Significant credit for the hotel’s success goes to the individuals working at magdas, like Jumana. Gabriela recalls meeting her for the first time about a half a year ago.

“We saw that she is very clever, speaks good German, speaks very good English, is open-minded, and fits very well in our team.”

Indeed, staying open-minded is key at magdas HOTEL, so much so that you see the phrase plastered throughout the hotel. It’s on small black and white brochures telling the story about the hotel, it’s in bold, white letters on the black folders in every room with basic information, and it’s alluded to in the ‘Buy open-minded’ store across from reception where guests can purchase handmade products from designers either suffering from a disability or who find themselves in a different kind of difficult situation. But for Gabriela, it’s more than a nice marketing phrase. It’s the ethos of the hotel.

“We think with our hotel, we prove that we should be open-minded in Austria and not leave out our new colleagues who come [to] us as refugees,” she explains, adding that people coming into Austria have potential and should be given a fair chance to prove themselves.

"A Very Special Atmosphere"

magdas is living up to the challenge they’ve set for themselves. A woman from Nigeria runs the housekeeping staff and refugees from Kurdistan and Syria share reception responsibilities with Jumana. The bonus to all of this is that being surrounded by refugees, people who have shared similar experiences makes it easier for employees like Jumana.

“Working here is just amazing because all the people working here are just really nice to me and they understand where I come from,” she says, adding that her colleagues have been supportive of one another.


Those are the stories that Gabriela loves to hear. Stories that show how her staff is developing as workers, feeling safe and comfortable in Austria, integrating, and even sending off their own children to school. The support system that’s developed among the employees makes all the difference.

“We had a party for our worker here and it was really nice to get to know everyone more,” says Jumana. “We had some games, we talked, we laughed, we ate. It was cute.”

That growing camaraderie of shared experiences spills out into the experience guests have by staying at the hotel. Gabriela says that guests often get into a discussion with her staff, getting to know the individuals behind the hotel and their personal story.

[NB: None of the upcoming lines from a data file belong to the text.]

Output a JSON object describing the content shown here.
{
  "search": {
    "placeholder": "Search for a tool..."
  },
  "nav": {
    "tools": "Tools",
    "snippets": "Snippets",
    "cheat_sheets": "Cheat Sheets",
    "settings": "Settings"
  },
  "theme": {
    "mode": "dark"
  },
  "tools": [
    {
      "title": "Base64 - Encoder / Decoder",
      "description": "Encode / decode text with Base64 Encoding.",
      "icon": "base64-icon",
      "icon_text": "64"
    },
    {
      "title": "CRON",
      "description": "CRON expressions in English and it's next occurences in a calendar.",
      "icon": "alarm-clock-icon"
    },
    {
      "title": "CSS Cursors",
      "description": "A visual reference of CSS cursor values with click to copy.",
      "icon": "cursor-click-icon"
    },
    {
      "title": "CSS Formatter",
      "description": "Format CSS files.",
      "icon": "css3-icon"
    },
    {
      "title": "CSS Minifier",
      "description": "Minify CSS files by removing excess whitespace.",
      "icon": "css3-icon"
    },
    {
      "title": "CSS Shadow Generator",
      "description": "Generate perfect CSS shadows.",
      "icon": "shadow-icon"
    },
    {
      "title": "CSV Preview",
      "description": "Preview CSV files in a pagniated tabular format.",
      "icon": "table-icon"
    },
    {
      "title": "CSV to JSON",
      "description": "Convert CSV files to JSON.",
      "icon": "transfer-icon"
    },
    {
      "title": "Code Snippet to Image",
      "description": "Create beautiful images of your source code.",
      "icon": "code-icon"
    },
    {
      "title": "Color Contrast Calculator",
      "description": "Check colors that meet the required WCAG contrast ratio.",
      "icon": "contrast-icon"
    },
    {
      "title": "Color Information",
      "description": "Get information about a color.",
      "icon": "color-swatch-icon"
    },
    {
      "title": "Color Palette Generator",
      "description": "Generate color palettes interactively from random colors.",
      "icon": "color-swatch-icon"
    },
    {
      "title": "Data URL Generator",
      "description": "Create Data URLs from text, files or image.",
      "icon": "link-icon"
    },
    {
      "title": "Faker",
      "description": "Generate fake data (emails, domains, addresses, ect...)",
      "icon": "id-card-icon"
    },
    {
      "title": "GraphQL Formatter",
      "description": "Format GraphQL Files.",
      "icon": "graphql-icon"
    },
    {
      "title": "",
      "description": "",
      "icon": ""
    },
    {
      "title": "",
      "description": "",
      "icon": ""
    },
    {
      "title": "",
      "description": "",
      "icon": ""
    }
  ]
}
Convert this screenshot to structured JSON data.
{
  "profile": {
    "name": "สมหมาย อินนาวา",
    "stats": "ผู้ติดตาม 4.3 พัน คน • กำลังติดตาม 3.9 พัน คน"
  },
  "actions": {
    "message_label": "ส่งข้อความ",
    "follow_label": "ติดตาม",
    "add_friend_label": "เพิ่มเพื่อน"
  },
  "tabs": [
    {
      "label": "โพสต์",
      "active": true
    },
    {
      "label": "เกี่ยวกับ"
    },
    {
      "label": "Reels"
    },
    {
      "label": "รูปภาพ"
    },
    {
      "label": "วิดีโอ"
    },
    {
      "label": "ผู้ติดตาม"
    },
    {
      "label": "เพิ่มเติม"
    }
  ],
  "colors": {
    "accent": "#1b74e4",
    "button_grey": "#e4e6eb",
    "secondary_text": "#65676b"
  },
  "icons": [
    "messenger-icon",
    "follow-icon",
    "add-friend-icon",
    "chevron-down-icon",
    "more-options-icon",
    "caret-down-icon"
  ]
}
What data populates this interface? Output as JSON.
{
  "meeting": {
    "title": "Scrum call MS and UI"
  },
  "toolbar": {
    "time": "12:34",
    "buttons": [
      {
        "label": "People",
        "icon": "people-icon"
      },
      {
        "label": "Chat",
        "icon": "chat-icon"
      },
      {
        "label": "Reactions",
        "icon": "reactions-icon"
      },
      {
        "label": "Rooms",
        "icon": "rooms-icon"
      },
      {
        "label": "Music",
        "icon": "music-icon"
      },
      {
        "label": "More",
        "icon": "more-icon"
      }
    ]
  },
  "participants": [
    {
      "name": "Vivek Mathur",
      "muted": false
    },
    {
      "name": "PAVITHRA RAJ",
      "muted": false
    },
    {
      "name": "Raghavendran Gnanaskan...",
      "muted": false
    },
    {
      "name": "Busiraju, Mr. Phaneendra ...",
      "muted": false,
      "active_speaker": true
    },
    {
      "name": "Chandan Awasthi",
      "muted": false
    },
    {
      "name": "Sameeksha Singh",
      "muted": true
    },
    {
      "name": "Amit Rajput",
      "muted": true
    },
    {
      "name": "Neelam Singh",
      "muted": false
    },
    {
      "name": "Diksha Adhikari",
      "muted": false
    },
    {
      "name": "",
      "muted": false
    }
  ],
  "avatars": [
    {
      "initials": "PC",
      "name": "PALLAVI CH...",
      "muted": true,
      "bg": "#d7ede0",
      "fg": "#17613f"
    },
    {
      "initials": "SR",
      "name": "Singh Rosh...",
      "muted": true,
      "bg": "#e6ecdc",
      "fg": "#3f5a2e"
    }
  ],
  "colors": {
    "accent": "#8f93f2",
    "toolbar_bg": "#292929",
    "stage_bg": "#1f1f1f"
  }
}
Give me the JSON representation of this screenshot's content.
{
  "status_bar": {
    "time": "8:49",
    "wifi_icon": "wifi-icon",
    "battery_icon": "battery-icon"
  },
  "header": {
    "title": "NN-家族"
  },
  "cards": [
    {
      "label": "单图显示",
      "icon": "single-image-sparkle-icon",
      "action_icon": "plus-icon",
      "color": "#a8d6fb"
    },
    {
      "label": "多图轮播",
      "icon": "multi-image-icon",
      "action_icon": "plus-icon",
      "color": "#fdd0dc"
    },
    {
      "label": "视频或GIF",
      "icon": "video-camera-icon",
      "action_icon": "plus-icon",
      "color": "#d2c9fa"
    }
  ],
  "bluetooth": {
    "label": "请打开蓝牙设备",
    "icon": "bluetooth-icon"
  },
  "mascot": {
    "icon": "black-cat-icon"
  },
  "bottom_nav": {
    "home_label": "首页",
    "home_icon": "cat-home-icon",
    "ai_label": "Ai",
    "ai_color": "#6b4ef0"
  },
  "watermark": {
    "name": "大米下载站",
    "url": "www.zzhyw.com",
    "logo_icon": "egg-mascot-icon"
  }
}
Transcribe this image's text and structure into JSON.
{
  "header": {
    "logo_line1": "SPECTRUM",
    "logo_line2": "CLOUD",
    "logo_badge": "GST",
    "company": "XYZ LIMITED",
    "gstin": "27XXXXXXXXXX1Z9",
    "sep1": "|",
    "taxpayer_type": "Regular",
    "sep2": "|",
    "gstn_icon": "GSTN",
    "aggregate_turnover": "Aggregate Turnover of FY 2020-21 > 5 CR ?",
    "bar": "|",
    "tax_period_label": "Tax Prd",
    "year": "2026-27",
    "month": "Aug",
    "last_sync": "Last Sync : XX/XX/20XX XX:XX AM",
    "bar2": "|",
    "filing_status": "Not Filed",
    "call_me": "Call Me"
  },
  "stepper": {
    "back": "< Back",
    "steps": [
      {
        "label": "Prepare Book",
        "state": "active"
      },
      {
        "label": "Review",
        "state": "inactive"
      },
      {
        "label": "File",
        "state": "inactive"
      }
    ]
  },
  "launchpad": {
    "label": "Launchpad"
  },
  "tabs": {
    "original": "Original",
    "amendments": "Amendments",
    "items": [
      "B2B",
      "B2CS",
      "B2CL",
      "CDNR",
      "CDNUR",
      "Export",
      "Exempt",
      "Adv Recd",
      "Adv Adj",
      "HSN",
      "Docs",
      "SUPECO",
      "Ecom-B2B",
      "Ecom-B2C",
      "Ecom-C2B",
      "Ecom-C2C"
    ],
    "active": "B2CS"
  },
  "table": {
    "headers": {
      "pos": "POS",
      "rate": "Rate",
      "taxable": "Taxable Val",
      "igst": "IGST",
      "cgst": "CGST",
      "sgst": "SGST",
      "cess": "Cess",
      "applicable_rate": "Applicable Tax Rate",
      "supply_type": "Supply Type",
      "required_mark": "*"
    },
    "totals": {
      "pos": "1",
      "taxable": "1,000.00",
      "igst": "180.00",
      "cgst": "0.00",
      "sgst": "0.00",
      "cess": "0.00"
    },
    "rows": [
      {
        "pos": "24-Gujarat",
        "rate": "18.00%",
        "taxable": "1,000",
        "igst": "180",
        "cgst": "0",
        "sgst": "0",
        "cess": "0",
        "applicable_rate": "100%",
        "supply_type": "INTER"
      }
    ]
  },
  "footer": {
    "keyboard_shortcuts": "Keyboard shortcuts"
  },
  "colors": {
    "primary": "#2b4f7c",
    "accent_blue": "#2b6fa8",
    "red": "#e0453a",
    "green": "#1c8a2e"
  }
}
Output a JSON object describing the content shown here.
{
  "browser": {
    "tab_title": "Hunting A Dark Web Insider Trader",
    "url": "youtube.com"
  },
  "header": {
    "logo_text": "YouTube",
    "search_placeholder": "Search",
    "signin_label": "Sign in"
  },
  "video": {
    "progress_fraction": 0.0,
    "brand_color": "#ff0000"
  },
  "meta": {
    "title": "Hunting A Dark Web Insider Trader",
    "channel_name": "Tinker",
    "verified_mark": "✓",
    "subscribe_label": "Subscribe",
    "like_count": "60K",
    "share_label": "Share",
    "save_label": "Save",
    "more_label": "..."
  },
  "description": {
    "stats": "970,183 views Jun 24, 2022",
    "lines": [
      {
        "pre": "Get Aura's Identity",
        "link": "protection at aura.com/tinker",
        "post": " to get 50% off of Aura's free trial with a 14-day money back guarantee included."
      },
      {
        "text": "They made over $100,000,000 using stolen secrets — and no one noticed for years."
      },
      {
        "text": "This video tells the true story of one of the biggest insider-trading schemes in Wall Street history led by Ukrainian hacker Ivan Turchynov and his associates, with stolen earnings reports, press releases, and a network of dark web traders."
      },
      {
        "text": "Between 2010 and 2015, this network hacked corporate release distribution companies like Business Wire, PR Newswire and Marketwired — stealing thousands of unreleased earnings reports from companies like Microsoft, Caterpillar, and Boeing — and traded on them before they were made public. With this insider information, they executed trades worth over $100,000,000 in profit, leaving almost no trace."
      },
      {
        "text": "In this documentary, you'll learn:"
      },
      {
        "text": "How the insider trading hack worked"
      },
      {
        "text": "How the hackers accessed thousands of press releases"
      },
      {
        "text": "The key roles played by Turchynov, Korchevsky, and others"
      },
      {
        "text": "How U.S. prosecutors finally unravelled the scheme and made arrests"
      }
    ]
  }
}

“I think it creates a very special atmosphere. We don’t want to be a normal hotel. We want to be a special place where you feel you’re at home. And I think because so many different nationalities are here, you feel like everybody could be at home here at magdas HOTEL.”

Building Confidence

As for Jumana, with her family safe and sound in Vienna, it seems she’s found a new long-term home. She recognizes the tremendous progress she’s made, going from not speaking a word of German two years ago to working in both German and English.

“I knew I could speak, but I was just ashamed to speak. Once I started to speak, I was shocked! It was good and it made me feel good about myself.”

This boost in confidence has allowed Jumana to feel comfortable going even further outside of her box. Her smile sneaks back in as she talks about traveling to Holland, Paris, and Rome, and how much she relishes the opportunity to see different cultures and hear their language.

“I just want to keep making myself better every day. I love to be here. It just makes me happy to be here.”

This story was produced in collaboration with magdas HOTEL and Vienna Tourism.